WORK REQUIRED
Every line holding "object" should be copied from the records below.

(Data about app and page elements)
★ ★ ★

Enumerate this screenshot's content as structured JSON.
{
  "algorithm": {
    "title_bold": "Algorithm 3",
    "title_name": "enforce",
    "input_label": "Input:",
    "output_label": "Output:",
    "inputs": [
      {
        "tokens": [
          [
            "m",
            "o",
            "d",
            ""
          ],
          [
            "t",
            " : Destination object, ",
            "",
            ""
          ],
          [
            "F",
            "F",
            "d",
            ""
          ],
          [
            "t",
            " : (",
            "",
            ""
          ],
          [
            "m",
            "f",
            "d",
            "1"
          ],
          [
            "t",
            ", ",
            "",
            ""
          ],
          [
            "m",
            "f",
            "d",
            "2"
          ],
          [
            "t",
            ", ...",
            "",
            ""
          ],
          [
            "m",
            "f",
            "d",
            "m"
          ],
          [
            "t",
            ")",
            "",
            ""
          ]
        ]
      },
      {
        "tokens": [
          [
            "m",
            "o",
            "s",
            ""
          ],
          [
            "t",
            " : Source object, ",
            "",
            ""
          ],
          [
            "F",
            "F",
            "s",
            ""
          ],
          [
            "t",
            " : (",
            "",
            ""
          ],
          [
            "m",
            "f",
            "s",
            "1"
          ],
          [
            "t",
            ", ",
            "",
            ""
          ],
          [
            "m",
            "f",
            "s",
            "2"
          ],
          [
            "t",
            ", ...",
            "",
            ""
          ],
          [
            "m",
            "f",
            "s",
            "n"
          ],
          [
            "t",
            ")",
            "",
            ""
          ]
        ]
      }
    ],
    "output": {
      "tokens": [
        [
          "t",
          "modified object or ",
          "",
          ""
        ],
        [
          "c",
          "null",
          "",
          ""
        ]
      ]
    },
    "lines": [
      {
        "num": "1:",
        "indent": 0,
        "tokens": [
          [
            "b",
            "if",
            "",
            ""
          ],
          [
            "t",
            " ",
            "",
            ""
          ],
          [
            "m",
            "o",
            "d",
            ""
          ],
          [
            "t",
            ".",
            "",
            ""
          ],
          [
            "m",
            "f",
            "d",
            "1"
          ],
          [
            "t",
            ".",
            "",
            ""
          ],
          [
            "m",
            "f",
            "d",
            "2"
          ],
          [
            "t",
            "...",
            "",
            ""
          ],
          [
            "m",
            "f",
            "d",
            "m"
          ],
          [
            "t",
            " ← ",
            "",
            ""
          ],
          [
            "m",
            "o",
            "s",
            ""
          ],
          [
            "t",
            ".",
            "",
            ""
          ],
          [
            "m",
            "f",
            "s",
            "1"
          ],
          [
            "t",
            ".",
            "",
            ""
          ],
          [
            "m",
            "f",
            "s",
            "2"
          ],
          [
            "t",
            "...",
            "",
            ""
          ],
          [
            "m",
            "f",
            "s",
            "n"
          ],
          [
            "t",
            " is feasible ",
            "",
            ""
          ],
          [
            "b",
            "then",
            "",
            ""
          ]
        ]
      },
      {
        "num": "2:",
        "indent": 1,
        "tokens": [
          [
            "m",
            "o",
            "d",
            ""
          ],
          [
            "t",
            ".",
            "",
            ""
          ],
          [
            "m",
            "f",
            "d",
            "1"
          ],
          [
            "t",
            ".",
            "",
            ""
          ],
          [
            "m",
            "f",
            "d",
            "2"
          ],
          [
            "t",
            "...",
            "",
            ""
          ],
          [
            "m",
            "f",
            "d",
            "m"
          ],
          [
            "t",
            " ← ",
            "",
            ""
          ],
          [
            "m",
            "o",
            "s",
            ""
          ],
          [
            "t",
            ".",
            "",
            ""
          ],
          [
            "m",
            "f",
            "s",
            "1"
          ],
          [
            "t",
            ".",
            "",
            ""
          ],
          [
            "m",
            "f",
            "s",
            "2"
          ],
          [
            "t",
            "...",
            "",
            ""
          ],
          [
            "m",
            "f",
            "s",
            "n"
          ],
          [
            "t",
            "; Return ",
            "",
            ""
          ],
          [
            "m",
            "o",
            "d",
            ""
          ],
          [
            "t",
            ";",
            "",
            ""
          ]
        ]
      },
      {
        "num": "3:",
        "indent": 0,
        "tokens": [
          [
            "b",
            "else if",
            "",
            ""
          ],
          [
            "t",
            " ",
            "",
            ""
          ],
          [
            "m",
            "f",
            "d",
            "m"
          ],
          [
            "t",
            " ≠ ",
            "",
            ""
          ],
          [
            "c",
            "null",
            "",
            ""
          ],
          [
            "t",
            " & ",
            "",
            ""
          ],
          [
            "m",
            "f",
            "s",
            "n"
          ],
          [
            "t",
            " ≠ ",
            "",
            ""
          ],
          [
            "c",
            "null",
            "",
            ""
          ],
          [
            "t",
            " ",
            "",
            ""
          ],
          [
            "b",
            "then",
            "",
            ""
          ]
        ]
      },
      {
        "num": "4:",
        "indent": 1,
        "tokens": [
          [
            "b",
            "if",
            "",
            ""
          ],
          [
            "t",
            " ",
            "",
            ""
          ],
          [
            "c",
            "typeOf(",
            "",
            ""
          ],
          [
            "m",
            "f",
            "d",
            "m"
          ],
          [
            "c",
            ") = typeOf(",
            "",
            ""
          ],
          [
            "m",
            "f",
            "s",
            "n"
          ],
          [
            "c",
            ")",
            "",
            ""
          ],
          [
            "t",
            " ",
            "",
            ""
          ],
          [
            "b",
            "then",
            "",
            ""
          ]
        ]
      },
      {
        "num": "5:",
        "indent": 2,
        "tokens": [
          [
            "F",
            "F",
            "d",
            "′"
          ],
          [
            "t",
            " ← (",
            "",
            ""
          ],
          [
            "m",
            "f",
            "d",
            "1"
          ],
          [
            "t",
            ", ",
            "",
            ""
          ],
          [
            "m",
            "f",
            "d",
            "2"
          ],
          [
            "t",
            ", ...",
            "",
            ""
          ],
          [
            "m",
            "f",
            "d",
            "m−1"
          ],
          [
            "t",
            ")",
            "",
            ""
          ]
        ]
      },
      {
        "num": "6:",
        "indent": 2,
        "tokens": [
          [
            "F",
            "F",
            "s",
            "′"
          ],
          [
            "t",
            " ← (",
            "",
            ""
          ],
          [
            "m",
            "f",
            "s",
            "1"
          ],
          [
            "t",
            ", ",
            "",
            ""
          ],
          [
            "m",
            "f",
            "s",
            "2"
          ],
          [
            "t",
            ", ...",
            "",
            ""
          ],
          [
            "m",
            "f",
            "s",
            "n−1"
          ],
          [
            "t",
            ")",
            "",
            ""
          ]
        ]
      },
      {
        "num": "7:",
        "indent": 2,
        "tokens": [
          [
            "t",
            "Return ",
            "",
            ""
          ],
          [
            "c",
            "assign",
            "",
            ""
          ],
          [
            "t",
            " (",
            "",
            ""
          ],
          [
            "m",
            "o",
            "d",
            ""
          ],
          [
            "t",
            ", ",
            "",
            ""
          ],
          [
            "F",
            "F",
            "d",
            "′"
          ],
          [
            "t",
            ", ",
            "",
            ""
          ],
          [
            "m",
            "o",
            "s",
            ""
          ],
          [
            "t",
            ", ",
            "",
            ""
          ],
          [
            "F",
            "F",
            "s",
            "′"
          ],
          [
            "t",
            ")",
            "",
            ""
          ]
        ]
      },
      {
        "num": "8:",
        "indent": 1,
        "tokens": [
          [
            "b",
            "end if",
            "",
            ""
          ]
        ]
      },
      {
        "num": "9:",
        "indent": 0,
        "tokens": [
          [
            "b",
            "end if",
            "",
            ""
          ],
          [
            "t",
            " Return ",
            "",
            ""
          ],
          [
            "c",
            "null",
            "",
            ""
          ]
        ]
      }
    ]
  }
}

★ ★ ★

RESULT OF THIS TASK
            " : Destination object, ",
            " : Source object, ",
          "modified object or ",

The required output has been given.